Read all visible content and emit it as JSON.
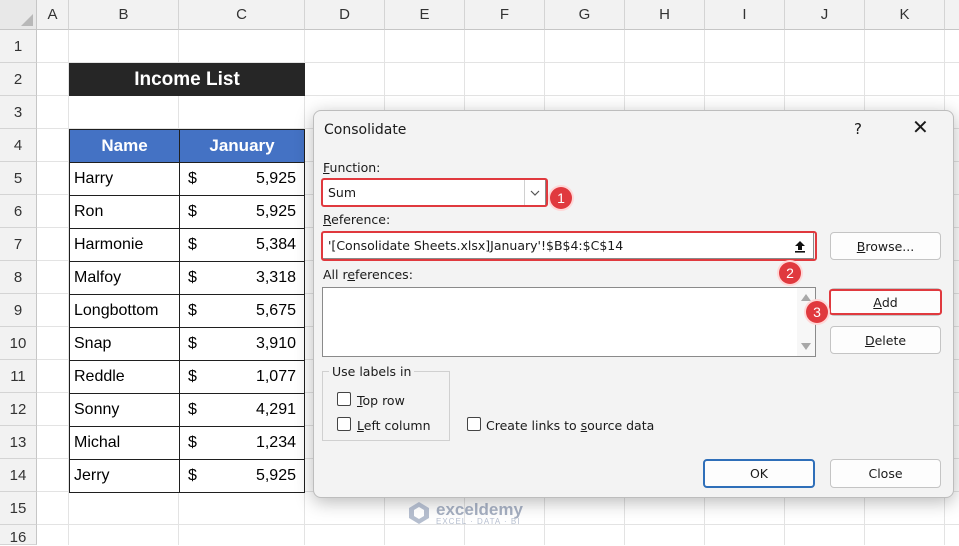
{
  "sheet": {
    "columns": [
      "A",
      "B",
      "C",
      "D",
      "E",
      "F",
      "G",
      "H",
      "I",
      "J",
      "K"
    ],
    "rows": [
      "1",
      "2",
      "3",
      "4",
      "5",
      "6",
      "7",
      "8",
      "9",
      "10",
      "11",
      "12",
      "13",
      "14",
      "15",
      "16"
    ]
  },
  "table": {
    "title": "Income List",
    "headers": [
      "Name",
      "January"
    ],
    "currency": "$",
    "rows": [
      {
        "name": "Harry",
        "amount": "5,925"
      },
      {
        "name": "Ron",
        "amount": "5,925"
      },
      {
        "name": "Harmonie",
        "amount": "5,384"
      },
      {
        "name": "Malfoy",
        "amount": "3,318"
      },
      {
        "name": "Longbottom",
        "amount": "5,675"
      },
      {
        "name": "Snap",
        "amount": "3,910"
      },
      {
        "name": "Reddle",
        "amount": "1,077"
      },
      {
        "name": "Sonny",
        "amount": "4,291"
      },
      {
        "name": "Michal",
        "amount": "1,234"
      },
      {
        "name": "Jerry",
        "amount": "5,925"
      }
    ]
  },
  "dialog": {
    "title": "Consolidate",
    "help": "?",
    "close": "✕",
    "function_label": {
      "mnemonic": "F",
      "rest": "unction:"
    },
    "function_value": "Sum",
    "reference_label": {
      "mnemonic": "R",
      "rest": "eference:"
    },
    "reference_value": "'[Consolidate Sheets.xlsx]January'!$B$4:$C$14",
    "browse": {
      "mnemonic": "B",
      "rest": "rowse..."
    },
    "all_references_label": {
      "pre": "All r",
      "mnemonic": "e",
      "rest": "ferences:"
    },
    "add": {
      "mnemonic": "A",
      "rest": "dd"
    },
    "delete": {
      "mnemonic": "D",
      "rest": "elete"
    },
    "use_labels_in": "Use labels in",
    "top_row": {
      "mnemonic": "T",
      "rest": "op row"
    },
    "left_column": {
      "mnemonic": "L",
      "rest": "eft column"
    },
    "create_links": {
      "pre": "Create links to ",
      "mnemonic": "s",
      "rest": "ource data"
    },
    "ok": "OK",
    "cancel": "Close"
  },
  "callouts": [
    "1",
    "2",
    "3"
  ],
  "watermark": {
    "name": "exceldemy",
    "tagline": "EXCEL · DATA · BI"
  },
  "colors": {
    "header_blue": "#4472c4",
    "title_dark": "#262626",
    "callout_red": "#e0393e"
  }
}
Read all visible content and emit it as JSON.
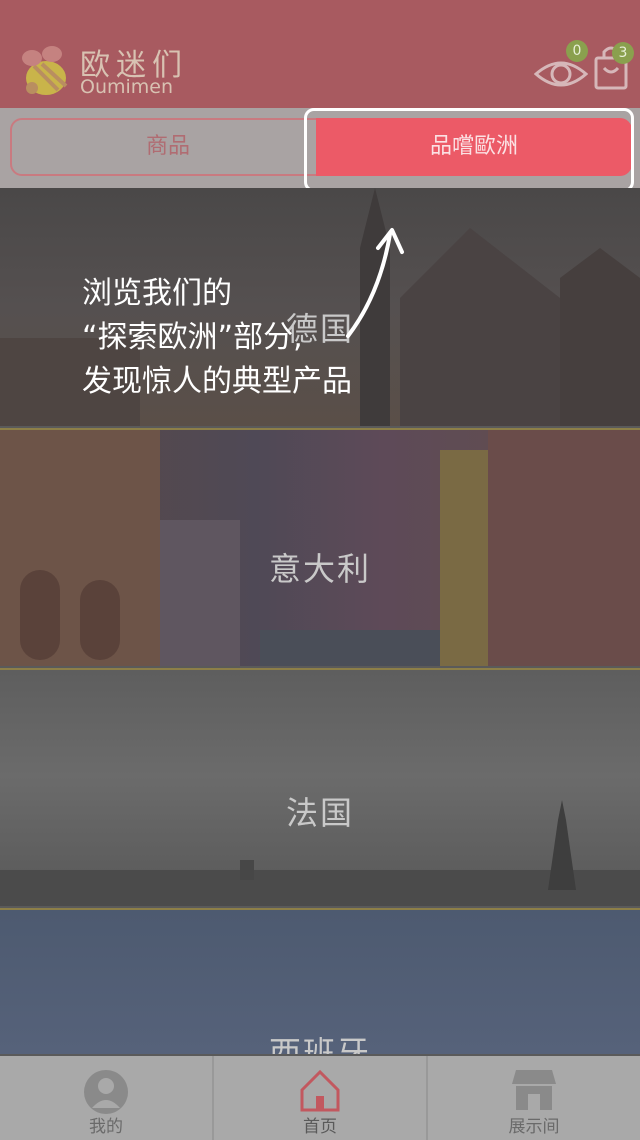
{
  "header": {
    "brand_cn": "欧迷们",
    "brand_en": "Oumimen",
    "eye_badge": "0",
    "cart_badge": "3"
  },
  "tabs": {
    "goods": "商品",
    "taste_europe": "品嚐歐洲"
  },
  "hint": {
    "line1": "浏览我们的",
    "line2": "“探索欧洲”部分,",
    "line3": "发现惊人的典型产品"
  },
  "countries": [
    "德国",
    "意大利",
    "法国",
    "西班牙"
  ],
  "bottom_nav": {
    "mine": "我的",
    "home": "首页",
    "showroom": "展示间"
  },
  "colors": {
    "header_bg": "#a85a60",
    "accent_red": "#ec5a67",
    "badge_green": "#8aa04e"
  }
}
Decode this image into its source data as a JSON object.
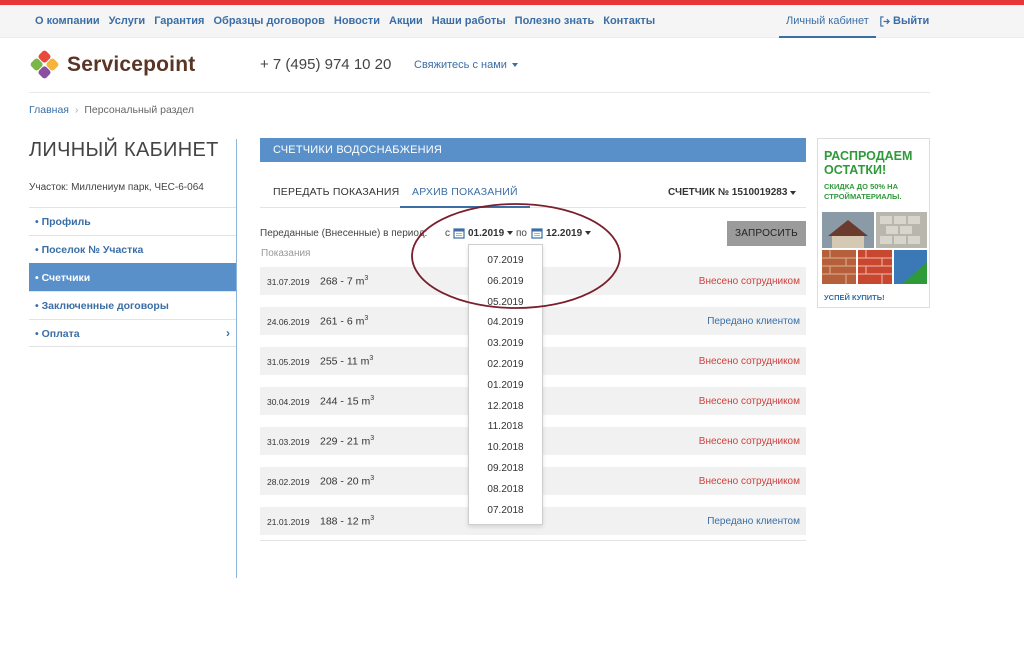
{
  "top_menu": [
    "О компании",
    "Услуги",
    "Гарантия",
    "Образцы договоров",
    "Новости",
    "Акции",
    "Наши работы",
    "Полезно знать",
    "Контакты"
  ],
  "top_right": {
    "cabinet": "Личный кабинет",
    "logout": "Выйти"
  },
  "header": {
    "brand": "Servicepoint",
    "phone": "+ 7 (495) 974 10 20",
    "contact": "Свяжитесь с нами"
  },
  "breadcrumb": {
    "home": "Главная",
    "current": "Персональный раздел"
  },
  "sidebar": {
    "title": "ЛИЧНЫЙ КАБИНЕТ",
    "plot": "Участок: Миллениум парк, ЧЕС-6-064",
    "items": [
      "• Профиль",
      "• Поселок № Участка",
      "• Счетчики",
      "• Заключенные договоры",
      "• Оплата"
    ],
    "active_index": 2
  },
  "main": {
    "section_title": "СЧЕТЧИКИ ВОДОСНАБЖЕНИЯ",
    "tabs": [
      "ПЕРЕДАТЬ ПОКАЗАНИЯ",
      "АРХИВ ПОКАЗАНИЙ"
    ],
    "active_tab": 1,
    "meter": "СЧЕТЧИК № 1510019283",
    "period_label": "Переданные (Внесенные) в период:",
    "from_label": "с",
    "from_value": "01.2019",
    "to_label": "по",
    "to_value": "12.2019",
    "query_button": "ЗАПРОСИТЬ",
    "readings_label": "Показания",
    "rows": [
      {
        "date": "31.07.2019",
        "value": "268 - 7 m",
        "status": "Внесено сотрудником",
        "kind": "emp"
      },
      {
        "date": "24.06.2019",
        "value": "261 - 6 m",
        "status": "Передано клиентом",
        "kind": "cli"
      },
      {
        "date": "31.05.2019",
        "value": "255 - 11 m",
        "status": "Внесено сотрудником",
        "kind": "emp"
      },
      {
        "date": "30.04.2019",
        "value": "244 - 15 m",
        "status": "Внесено сотрудником",
        "kind": "emp"
      },
      {
        "date": "31.03.2019",
        "value": "229 - 21 m",
        "status": "Внесено сотрудником",
        "kind": "emp"
      },
      {
        "date": "28.02.2019",
        "value": "208 - 20 m",
        "status": "Внесено сотрудником",
        "kind": "emp"
      },
      {
        "date": "21.01.2019",
        "value": "188 - 12 m",
        "status": "Передано клиентом",
        "kind": "cli"
      }
    ],
    "unit_sup": "3"
  },
  "date_dropdown": [
    "07.2019",
    "06.2019",
    "05.2019",
    "04.2019",
    "03.2019",
    "02.2019",
    "01.2019",
    "12.2018",
    "11.2018",
    "10.2018",
    "09.2018",
    "08.2018",
    "07.2018"
  ],
  "ad": {
    "headline": "РАСПРОДАЕМ ОСТАТКИ!",
    "sub": "СКИДКА ДО 50% НА СТРОЙМАТЕРИАЛЫ.",
    "cta": "УСПЕЙ КУПИТЬ!"
  },
  "colors": {
    "accent_red": "#e5373a",
    "link_blue": "#3a6ea5",
    "header_blue": "#5990c9",
    "annotation": "#7a1f2b"
  }
}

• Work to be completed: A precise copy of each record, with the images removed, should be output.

• Solution for this task:
Read all visible content and emit it as JSON.
{
  "sheet": {
    "columns": [
      "A",
      "B",
      "C",
      "D",
      "E",
      "F",
      "G",
      "H",
      "I",
      "J",
      "K"
    ],
    "rows": [
      "1",
      "2",
      "3",
      "4",
      "5",
      "6",
      "7",
      "8",
      "9",
      "10",
      "11",
      "12",
      "13",
      "14",
      "15",
      "16"
    ]
  },
  "table": {
    "title": "Income List",
    "headers": [
      "Name",
      "January"
    ],
    "currency": "$",
    "rows": [
      {
        "name": "Harry",
        "amount": "5,925"
      },
      {
        "name": "Ron",
        "amount": "5,925"
      },
      {
        "name": "Harmonie",
        "amount": "5,384"
      },
      {
        "name": "Malfoy",
        "amount": "3,318"
      },
      {
        "name": "Longbottom",
        "amount": "5,675"
      },
      {
        "name": "Snap",
        "amount": "3,910"
      },
      {
        "name": "Reddle",
        "amount": "1,077"
      },
      {
        "name": "Sonny",
        "amount": "4,291"
      },
      {
        "name": "Michal",
        "amount": "1,234"
      },
      {
        "name": "Jerry",
        "amount": "5,925"
      }
    ]
  },
  "dialog": {
    "title": "Consolidate",
    "help": "?",
    "close": "✕",
    "function_label": {
      "mnemonic": "F",
      "rest": "unction:"
    },
    "function_value": "Sum",
    "reference_label": {
      "mnemonic": "R",
      "rest": "eference:"
    },
    "reference_value": "'[Consolidate Sheets.xlsx]January'!$B$4:$C$14",
    "browse": {
      "mnemonic": "B",
      "rest": "rowse..."
    },
    "all_references_label": {
      "pre": "All r",
      "mnemonic": "e",
      "rest": "ferences:"
    },
    "add": {
      "mnemonic": "A",
      "rest": "dd"
    },
    "delete": {
      "mnemonic": "D",
      "rest": "elete"
    },
    "use_labels_in": "Use labels in",
    "top_row": {
      "mnemonic": "T",
      "rest": "op row"
    },
    "left_column": {
      "mnemonic": "L",
      "rest": "eft column"
    },
    "create_links": {
      "pre": "Create links to ",
      "mnemonic": "s",
      "rest": "ource data"
    },
    "ok": "OK",
    "cancel": "Close"
  },
  "callouts": [
    "1",
    "2",
    "3"
  ],
  "watermark": {
    "name": "exceldemy",
    "tagline": "EXCEL · DATA · BI"
  },
  "colors": {
    "header_blue": "#4472c4",
    "title_dark": "#262626",
    "callout_red": "#e0393e"
  }
}
Read all visible content and emit it as JSON.
{
  "header": {
    "brand_cn": "欧迷们",
    "brand_en": "Oumimen",
    "eye_badge": "0",
    "cart_badge": "3"
  },
  "tabs": {
    "goods": "商品",
    "taste_europe": "品嚐歐洲"
  },
  "hint": {
    "line1": "浏览我们的",
    "line2": "“探索欧洲”部分,",
    "line3": "发现惊人的典型产品"
  },
  "countries": [
    "德国",
    "意大利",
    "法国",
    "西班牙"
  ],
  "bottom_nav": {
    "mine": "我的",
    "home": "首页",
    "showroom": "展示间"
  },
  "colors": {
    "header_bg": "#a85a60",
    "accent_red": "#ec5a67",
    "badge_green": "#8aa04e"
  }
}
Decode this image into its source data as a JSON object.
{
  "top_menu": [
    "О компании",
    "Услуги",
    "Гарантия",
    "Образцы договоров",
    "Новости",
    "Акции",
    "Наши работы",
    "Полезно знать",
    "Контакты"
  ],
  "top_right": {
    "cabinet": "Личный кабинет",
    "logout": "Выйти"
  },
  "header": {
    "brand": "Servicepoint",
    "phone": "+ 7 (495) 974 10 20",
    "contact": "Свяжитесь с нами"
  },
  "breadcrumb": {
    "home": "Главная",
    "current": "Персональный раздел"
  },
  "sidebar": {
    "title": "ЛИЧНЫЙ КАБИНЕТ",
    "plot": "Участок: Миллениум парк, ЧЕС-6-064",
    "items": [
      "• Профиль",
      "• Поселок № Участка",
      "• Счетчики",
      "• Заключенные договоры",
      "• Оплата"
    ],
    "active_index": 2
  },
  "main": {
    "section_title": "СЧЕТЧИКИ ВОДОСНАБЖЕНИЯ",
    "tabs": [
      "ПЕРЕДАТЬ ПОКАЗАНИЯ",
      "АРХИВ ПОКАЗАНИЙ"
    ],
    "active_tab": 1,
    "meter": "СЧЕТЧИК № 1510019283",
    "period_label": "Переданные (Внесенные) в период:",
    "from_label": "с",
    "from_value": "01.2019",
    "to_label": "по",
    "to_value": "12.2019",
    "query_button": "ЗАПРОСИТЬ",
    "readings_label": "Показания",
    "rows": [
      {
        "date": "31.07.2019",
        "value": "268 - 7 m",
        "status": "Внесено сотрудником",
        "kind": "emp"
      },
      {
        "date": "24.06.2019",
        "value": "261 - 6 m",
        "status": "Передано клиентом",
        "kind": "cli"
      },
      {
        "date": "31.05.2019",
        "value": "255 - 11 m",
        "status": "Внесено сотрудником",
        "kind": "emp"
      },
      {
        "date": "30.04.2019",
        "value": "244 - 15 m",
        "status": "Внесено сотрудником",
        "kind": "emp"
      },
      {
        "date": "31.03.2019",
        "value": "229 - 21 m",
        "status": "Внесено сотрудником",
        "kind": "emp"
      },
      {
        "date": "28.02.2019",
        "value": "208 - 20 m",
        "status": "Внесено сотрудником",
        "kind": "emp"
      },
      {
        "date": "21.01.2019",
        "value": "188 - 12 m",
        "status": "Передано клиентом",
        "kind": "cli"
      }
    ],
    "unit_sup": "3"
  },
  "date_dropdown": [
    "07.2019",
    "06.2019",
    "05.2019",
    "04.2019",
    "03.2019",
    "02.2019",
    "01.2019",
    "12.2018",
    "11.2018",
    "10.2018",
    "09.2018",
    "08.2018",
    "07.2018"
  ],
  "ad": {
    "headline": "РАСПРОДАЕМ ОСТАТКИ!",
    "sub": "СКИДКА ДО 50% НА СТРОЙМАТЕРИАЛЫ.",
    "cta": "УСПЕЙ КУПИТЬ!"
  },
  "colors": {
    "accent_red": "#e5373a",
    "link_blue": "#3a6ea5",
    "header_blue": "#5990c9",
    "annotation": "#7a1f2b"
  }
}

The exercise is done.